==== Records for processing ====

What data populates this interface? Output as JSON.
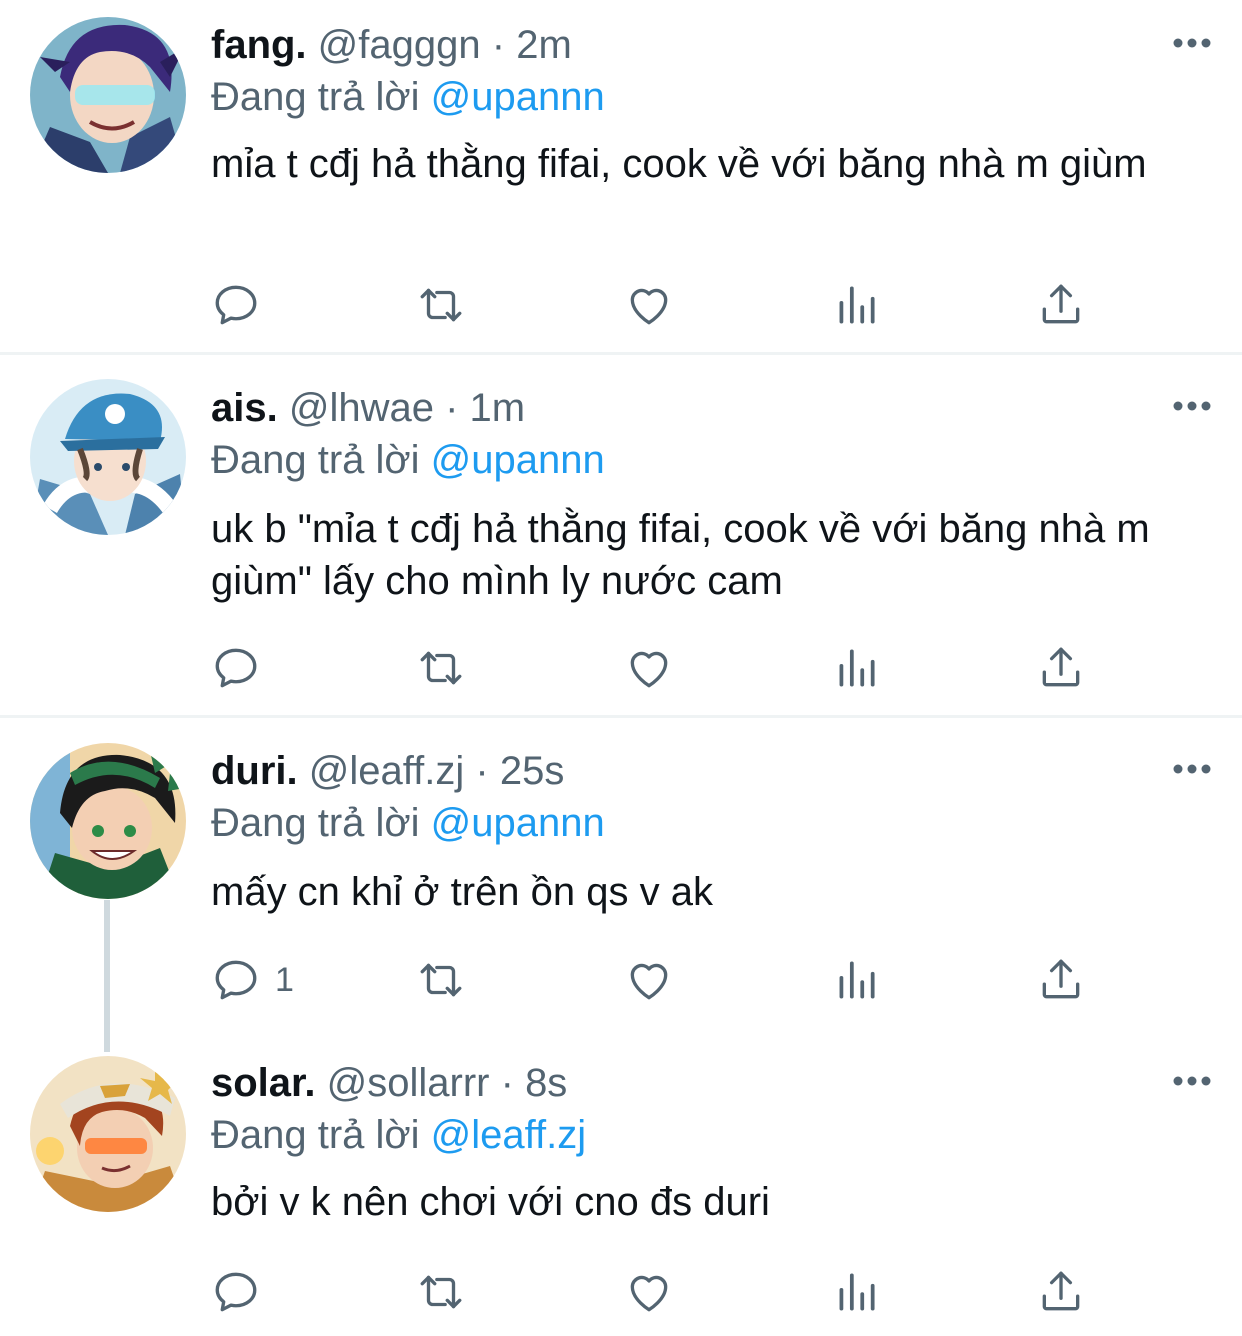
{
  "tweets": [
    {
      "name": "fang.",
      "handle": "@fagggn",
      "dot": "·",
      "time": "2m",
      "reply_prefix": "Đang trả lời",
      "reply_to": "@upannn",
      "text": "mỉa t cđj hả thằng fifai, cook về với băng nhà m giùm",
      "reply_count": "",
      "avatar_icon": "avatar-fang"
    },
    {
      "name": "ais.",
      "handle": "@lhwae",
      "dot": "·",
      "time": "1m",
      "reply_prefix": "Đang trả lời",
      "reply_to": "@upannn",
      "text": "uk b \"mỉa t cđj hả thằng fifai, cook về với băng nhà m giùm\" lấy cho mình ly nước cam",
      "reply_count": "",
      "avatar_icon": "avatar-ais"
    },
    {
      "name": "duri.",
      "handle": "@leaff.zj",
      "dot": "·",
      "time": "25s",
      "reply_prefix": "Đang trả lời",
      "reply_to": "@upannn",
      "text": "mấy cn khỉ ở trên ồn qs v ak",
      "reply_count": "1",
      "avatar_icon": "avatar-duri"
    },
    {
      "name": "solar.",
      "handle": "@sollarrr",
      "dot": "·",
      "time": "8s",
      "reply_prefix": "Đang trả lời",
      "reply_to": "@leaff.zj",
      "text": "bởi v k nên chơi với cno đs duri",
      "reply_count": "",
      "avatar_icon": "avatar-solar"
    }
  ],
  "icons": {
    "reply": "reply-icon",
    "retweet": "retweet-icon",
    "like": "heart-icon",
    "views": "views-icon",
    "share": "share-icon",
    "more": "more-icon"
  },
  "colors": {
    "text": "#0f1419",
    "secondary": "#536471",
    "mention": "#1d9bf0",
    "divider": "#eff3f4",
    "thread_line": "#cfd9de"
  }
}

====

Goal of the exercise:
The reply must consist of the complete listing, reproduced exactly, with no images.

Answer area:
What data populates this interface? Output as JSON.
{
  "tweets": [
    {
      "name": "fang.",
      "handle": "@fagggn",
      "dot": "·",
      "time": "2m",
      "reply_prefix": "Đang trả lời",
      "reply_to": "@upannn",
      "text": "mỉa t cđj hả thằng fifai, cook về với băng nhà m giùm",
      "reply_count": "",
      "avatar_icon": "avatar-fang"
    },
    {
      "name": "ais.",
      "handle": "@lhwae",
      "dot": "·",
      "time": "1m",
      "reply_prefix": "Đang trả lời",
      "reply_to": "@upannn",
      "text": "uk b \"mỉa t cđj hả thằng fifai, cook về với băng nhà m giùm\" lấy cho mình ly nước cam",
      "reply_count": "",
      "avatar_icon": "avatar-ais"
    },
    {
      "name": "duri.",
      "handle": "@leaff.zj",
      "dot": "·",
      "time": "25s",
      "reply_prefix": "Đang trả lời",
      "reply_to": "@upannn",
      "text": "mấy cn khỉ ở trên ồn qs v ak",
      "reply_count": "1",
      "avatar_icon": "avatar-duri"
    },
    {
      "name": "solar.",
      "handle": "@sollarrr",
      "dot": "·",
      "time": "8s",
      "reply_prefix": "Đang trả lời",
      "reply_to": "@leaff.zj",
      "text": "bởi v k nên chơi với cno đs duri",
      "reply_count": "",
      "avatar_icon": "avatar-solar"
    }
  ],
  "icons": {
    "reply": "reply-icon",
    "retweet": "retweet-icon",
    "like": "heart-icon",
    "views": "views-icon",
    "share": "share-icon",
    "more": "more-icon"
  },
  "colors": {
    "text": "#0f1419",
    "secondary": "#536471",
    "mention": "#1d9bf0",
    "divider": "#eff3f4",
    "thread_line": "#cfd9de"
  }
}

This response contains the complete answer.